- The oldest survivor of the class
- The oldest locomotive built by the GWR preserved privately (two older surviving GWR locomotives, the Deans Goods built in 1897, and City of Truro built in 1903, are both in the national collection).
- The oldest locomotive saved from Woodham Brothers scrapyard
2807 was completed in October 1905. Following early shed allocations to Westbourne Park and Old Oak Common in the Paddington area, in 1911 2807 embarked upon eight years of coal traffic in South Wales, operating first from Aberdare and later Pontypool Road.
The First World War saw 2807 performing on the famous “Jellicoe Specials”, hauling Welsh steam coal destined for the Grand Fleet at Scappa Flow. GWR 2800 class engines worked the South Wales to Lancashire section of this round the clock service.
After the First World War, 2807 moved to Bristol and later, in 1924 to Tyseley, from where it is believed to have frequently visited the Stratford – Cheltenham main line, passing through Broadway, Toddington and Winchcombe. BR motive power depot allocations since 1948 are shown below.
|June 1958||Pontypool Road|
|June 1958||Ebbw Junction|
|December 1958||Newton Abbott|
|May 1960||Severn Tunnel Junction|
After completing 1,472,687 miles and over 57 years of use, that No. 2807 was withdrawn in March 1963 from Severn Tunnel Junction depot and moved to Woodham Brothers scrapyard in Barry in November 1963 where it remained for 17 years.
The locomotive was rescued in June 1981 by its current owners, Cotswold Steam Preservation Limited (C.S.P.). In 1981 2807 was moved to Toddington railway station on the Gloucester Warwickshire Railway to become the first steam locomotive on the Gloucestershire Warwickshire Railway. It was restored to steam in 2010.
Whilst visiting the North Yorkshire Moors Railway in 2016 it suffered a boiler tube failure which resulted in the tube being plugged at both ends to temporarily seal the failure and allowed the locomotive to operate.
Although a new tube was subsequently fitted, there are fears that the failure could be a sign that the other boiler tubes could also fail in the short-term. As the engine was already seven years into its 10-year ticket it was known that if there were any further problems, a decision on whether to withdraw the locomotive for a full heavy general overhaul would be required. Plans were developed to mitigate the risk.
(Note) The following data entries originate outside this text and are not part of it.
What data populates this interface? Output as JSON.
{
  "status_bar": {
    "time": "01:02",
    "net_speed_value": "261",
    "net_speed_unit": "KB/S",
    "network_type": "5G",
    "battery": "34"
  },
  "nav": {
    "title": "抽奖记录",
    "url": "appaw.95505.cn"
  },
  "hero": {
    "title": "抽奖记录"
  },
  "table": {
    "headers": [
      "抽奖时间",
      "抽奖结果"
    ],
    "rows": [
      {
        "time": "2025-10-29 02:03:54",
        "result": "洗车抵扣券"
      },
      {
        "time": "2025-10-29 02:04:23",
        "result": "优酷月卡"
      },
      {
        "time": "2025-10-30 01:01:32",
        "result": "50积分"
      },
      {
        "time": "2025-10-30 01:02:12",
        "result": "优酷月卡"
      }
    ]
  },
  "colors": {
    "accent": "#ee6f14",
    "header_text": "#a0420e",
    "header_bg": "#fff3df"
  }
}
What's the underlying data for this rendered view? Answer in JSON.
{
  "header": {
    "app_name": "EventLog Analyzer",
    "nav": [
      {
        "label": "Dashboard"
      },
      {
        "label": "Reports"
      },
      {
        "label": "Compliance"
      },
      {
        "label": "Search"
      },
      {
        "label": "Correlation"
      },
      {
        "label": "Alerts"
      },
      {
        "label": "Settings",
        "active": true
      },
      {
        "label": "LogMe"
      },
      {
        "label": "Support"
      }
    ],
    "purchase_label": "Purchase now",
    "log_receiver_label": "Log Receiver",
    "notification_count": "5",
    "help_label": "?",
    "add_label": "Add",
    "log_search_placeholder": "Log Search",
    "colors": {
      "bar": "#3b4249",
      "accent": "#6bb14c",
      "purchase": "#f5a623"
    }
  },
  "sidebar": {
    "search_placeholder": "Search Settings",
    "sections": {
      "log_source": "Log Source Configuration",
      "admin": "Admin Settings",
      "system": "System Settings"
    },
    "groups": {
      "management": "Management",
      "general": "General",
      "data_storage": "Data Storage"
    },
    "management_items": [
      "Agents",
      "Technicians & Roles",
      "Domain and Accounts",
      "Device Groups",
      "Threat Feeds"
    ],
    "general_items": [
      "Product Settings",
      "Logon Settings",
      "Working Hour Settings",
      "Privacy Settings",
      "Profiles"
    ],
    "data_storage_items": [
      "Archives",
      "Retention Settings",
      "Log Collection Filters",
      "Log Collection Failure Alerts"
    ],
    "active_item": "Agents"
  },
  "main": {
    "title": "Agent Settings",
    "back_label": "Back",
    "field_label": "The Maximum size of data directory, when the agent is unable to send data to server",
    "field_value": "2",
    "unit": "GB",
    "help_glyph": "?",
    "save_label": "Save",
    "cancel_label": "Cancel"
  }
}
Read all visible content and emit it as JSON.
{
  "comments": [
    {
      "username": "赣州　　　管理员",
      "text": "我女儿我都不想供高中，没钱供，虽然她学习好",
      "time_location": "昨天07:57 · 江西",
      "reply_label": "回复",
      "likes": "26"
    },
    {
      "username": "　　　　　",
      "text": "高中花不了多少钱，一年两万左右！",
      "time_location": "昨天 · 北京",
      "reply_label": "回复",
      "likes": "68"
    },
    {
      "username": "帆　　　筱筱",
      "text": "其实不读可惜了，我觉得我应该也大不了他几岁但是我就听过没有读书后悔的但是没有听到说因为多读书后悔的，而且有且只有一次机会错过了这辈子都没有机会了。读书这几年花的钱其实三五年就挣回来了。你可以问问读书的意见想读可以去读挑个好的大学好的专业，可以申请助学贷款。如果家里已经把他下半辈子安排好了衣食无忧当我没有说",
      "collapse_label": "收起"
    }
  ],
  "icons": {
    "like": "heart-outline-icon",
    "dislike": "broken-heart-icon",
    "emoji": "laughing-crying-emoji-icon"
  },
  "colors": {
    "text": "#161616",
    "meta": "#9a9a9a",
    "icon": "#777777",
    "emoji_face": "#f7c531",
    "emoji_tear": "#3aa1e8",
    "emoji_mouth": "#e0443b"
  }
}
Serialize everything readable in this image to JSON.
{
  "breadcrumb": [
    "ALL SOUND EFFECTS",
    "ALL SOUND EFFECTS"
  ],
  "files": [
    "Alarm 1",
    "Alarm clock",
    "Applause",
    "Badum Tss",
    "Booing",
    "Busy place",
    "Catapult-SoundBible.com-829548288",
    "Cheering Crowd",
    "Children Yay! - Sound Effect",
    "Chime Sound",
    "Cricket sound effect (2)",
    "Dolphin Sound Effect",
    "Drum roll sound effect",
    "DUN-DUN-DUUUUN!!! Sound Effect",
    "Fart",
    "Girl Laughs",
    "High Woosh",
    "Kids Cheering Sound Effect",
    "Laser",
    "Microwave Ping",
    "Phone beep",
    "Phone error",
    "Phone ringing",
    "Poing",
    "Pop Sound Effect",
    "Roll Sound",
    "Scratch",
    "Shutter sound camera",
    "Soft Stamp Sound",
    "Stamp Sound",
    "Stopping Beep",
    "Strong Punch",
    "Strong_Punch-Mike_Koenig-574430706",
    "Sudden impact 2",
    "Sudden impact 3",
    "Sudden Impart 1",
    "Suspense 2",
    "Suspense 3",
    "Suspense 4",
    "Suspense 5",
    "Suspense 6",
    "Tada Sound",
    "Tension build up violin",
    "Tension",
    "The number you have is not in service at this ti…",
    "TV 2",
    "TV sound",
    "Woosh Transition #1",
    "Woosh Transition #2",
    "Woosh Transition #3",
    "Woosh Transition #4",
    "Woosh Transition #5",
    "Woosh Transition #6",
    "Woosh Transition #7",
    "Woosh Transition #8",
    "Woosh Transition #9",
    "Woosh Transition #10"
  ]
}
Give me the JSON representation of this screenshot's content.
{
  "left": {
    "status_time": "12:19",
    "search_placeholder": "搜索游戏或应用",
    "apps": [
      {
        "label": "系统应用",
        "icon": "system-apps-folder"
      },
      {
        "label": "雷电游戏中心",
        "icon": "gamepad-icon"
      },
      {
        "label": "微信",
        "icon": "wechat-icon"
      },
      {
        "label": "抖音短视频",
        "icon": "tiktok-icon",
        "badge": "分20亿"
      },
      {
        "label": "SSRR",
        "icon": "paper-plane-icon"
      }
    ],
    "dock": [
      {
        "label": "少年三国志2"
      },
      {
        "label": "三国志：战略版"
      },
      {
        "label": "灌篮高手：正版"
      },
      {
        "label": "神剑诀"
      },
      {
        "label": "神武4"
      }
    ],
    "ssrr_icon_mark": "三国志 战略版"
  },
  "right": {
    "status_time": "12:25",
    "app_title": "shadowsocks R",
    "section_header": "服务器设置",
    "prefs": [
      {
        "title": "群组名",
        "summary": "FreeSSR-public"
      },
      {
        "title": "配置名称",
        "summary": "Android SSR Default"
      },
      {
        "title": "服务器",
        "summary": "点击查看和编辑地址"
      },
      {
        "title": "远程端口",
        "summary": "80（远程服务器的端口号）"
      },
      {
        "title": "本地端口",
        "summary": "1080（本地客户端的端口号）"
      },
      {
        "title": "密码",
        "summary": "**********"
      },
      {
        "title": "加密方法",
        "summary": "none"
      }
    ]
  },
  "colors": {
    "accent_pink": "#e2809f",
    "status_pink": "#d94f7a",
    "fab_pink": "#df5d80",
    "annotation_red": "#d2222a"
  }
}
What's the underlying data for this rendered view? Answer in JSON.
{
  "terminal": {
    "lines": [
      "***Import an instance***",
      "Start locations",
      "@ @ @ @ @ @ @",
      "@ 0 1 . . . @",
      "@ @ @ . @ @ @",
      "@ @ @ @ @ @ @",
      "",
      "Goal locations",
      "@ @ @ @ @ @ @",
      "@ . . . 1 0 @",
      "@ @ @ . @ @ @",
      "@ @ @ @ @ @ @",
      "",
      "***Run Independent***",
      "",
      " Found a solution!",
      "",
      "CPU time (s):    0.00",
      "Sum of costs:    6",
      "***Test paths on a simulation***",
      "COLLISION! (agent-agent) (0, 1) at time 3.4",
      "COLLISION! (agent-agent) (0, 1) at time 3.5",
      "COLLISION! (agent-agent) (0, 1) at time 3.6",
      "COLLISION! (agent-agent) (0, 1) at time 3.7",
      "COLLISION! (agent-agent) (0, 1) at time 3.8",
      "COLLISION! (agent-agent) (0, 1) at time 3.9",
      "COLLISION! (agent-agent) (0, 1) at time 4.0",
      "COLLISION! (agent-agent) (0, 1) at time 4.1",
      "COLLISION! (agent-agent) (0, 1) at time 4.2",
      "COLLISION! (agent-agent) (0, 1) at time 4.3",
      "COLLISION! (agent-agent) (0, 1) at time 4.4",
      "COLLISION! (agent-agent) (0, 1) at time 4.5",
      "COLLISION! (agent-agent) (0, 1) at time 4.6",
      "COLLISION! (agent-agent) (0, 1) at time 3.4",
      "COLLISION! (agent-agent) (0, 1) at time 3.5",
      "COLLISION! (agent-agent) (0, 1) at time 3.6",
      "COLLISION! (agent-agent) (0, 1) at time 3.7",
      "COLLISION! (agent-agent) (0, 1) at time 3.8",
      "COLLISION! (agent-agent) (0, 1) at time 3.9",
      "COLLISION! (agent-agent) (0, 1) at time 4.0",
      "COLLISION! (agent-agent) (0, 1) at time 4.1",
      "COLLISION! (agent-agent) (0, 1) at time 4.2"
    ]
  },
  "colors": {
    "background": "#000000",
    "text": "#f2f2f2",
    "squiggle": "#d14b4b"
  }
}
2807 was taken out of service in January 2017 but returned to traffic the following year.
The boiler certificate is due to expire early in 2020 but it is possible that it will be extended until later in 2020.
|Home Base||Current Status||Owner|
|Gloucestershire Warwickshire Railway||Operational||Cotswold Steam Preservation Limited|